brainless organisms can learn

Does This Slime Challenge Everything We Know About Evolution? Slime ‘Learns’ Without A Brain Or Nervous System

Scientists researching a seemingly odd subject, yellow tree slime mold, have discovered that the slime has an unprecedented ability to “learn” despite lacking a brain or nervous system. The yellow slime is made up of single-celled organisms that band together to form one unified mass which feeds on fungi and bacteria in the forest. However, scientists studying the slime found that the odd organisms had another previously unheard of ability, they could “learn” to overcome fears of non-harmful substances. While that may seem expected from a living organism, it is anything but usual. In fact, the yellow slime mold is the first organism without a central nervous system that has demonstrated it is capable of learning.

The Proceedings Of The Royal Society B, the Royal Society’s flagship biological research journal, recently published a study performed by researchers at the University of Toulouse involving the mysterious slime behavior. In the study, researchers revealed that the yellow slime mold was able to learn, specifically, the mold was able to perform a type of learning called habituation. This revelation was surprising as the slime provides researchers with the first evidence of an organism without a brain or nervous system capable of performing such a feat.

Learning was defined as “a change in behavior evoked by experience,” and the researchers say that the slime was able to do this by learning to overcome “fear” associated with an unknown substance. According to the Daily Mail, the yellow slime mold is designed to release digestive enzymes and absorb the nutrients when the single cell organisms encounter something that they can eat. However, the slime avoids substances that it is not too keen on. To test the slime’s ability to learn, researchers placed the slime molds in one Petri dish and created an obstacle leading to a second Petri dish of food. In the control group, the first obstacle was a simple bridge that the mold could cross to make its way to the food source. However, in the test group, an undesirable and unknown bitter substance such as caffeine was placed on the bridge.

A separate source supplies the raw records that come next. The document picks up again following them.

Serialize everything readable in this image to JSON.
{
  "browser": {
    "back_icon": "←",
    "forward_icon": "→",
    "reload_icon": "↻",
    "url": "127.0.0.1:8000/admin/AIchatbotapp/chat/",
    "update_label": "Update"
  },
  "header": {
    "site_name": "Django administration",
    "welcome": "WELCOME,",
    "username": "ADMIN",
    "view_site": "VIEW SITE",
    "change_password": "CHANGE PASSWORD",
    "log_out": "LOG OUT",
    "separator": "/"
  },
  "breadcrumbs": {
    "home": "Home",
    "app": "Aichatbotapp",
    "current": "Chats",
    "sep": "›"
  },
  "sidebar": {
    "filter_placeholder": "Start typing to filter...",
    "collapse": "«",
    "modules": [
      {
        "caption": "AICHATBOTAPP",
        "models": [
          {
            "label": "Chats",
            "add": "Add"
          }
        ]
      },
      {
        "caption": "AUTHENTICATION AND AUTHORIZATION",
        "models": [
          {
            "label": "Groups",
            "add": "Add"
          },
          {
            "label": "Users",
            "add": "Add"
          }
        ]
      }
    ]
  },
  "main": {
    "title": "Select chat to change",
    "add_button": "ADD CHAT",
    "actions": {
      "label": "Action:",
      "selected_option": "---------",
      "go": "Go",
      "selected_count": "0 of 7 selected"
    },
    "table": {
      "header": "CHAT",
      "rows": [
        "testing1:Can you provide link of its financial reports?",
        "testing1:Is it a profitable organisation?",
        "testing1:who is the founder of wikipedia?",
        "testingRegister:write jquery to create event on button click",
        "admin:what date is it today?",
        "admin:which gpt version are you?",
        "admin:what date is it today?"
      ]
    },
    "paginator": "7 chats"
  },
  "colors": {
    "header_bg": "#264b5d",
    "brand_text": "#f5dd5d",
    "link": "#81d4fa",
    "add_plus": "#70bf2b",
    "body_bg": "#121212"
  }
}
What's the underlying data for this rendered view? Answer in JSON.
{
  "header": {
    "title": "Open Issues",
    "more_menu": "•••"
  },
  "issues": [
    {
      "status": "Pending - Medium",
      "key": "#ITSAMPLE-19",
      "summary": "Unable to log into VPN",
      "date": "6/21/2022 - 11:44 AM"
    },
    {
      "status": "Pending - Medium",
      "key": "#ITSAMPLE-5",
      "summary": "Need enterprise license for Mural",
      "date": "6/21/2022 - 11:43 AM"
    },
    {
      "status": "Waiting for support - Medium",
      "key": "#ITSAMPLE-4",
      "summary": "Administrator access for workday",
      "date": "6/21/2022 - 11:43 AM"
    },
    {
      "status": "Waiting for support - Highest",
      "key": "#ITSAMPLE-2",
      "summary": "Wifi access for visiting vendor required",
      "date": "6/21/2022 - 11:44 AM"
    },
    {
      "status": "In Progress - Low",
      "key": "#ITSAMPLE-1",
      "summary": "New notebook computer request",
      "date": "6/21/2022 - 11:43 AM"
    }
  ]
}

Researchers discovered that the slime would initially avoid the unknown substance, working its way around the substance to the second dish for the food. However, after six days of performing the same test, the slime “learned” that the substance was not harmful and started performing exactly the same as the control group. Researchers noted that without a brain or nervous system, the mold should not have been able to experience this type of learning behavior.

Interestingly, the mold was only a short-term learner. Researchers say that after two days of no contact with the new substance, the mold “forgot” the old behavior and once again showed fear to the bitter substance. The researchers said they were also able to create fear in the mold samples.

“When they taught the molds to distrust one bitter substance, the researchers found they would automatically distrust another bitter substance.”

Therefore, the team says that this is a clear indicator that the yellow tree slime mold is capable of basic habituation and complex maneuvers that would not be expected in a brainless organism. The Scientific American says it is as if this brainless organism was behaving like “a team of human engineers” and not performing random maneuvers.

“In other words, the single-celled brainless amoebae did not grow living branches between pieces of food in a random manner; rather, they behaved like a team of human engineers, growing the most efficient networks possible.”

The researchers concluded that this specific learning behavior in an organism without a brain could be “centrally important to a comprehensive, phylogenetic understanding of when and where in the tree of life the earliest manifestations of learning evolved. “In fact, it was said that these molds are defying pretty much everything regarding “convoluted brain-based intelligence.”

“They do not accept whatever circumstances they find themselves in, but rather choose conditions most amenable to their survival. They remember, anticipate and decide. By doing so much with so little, slime molds represent a successful and admirable alternative to convoluted brain-based intelligence. You might say that they break the mold.”

What do you think about the idea of a brainless organism showing the capabilities of learning?

[Image via WikiCommons/Slime Mold]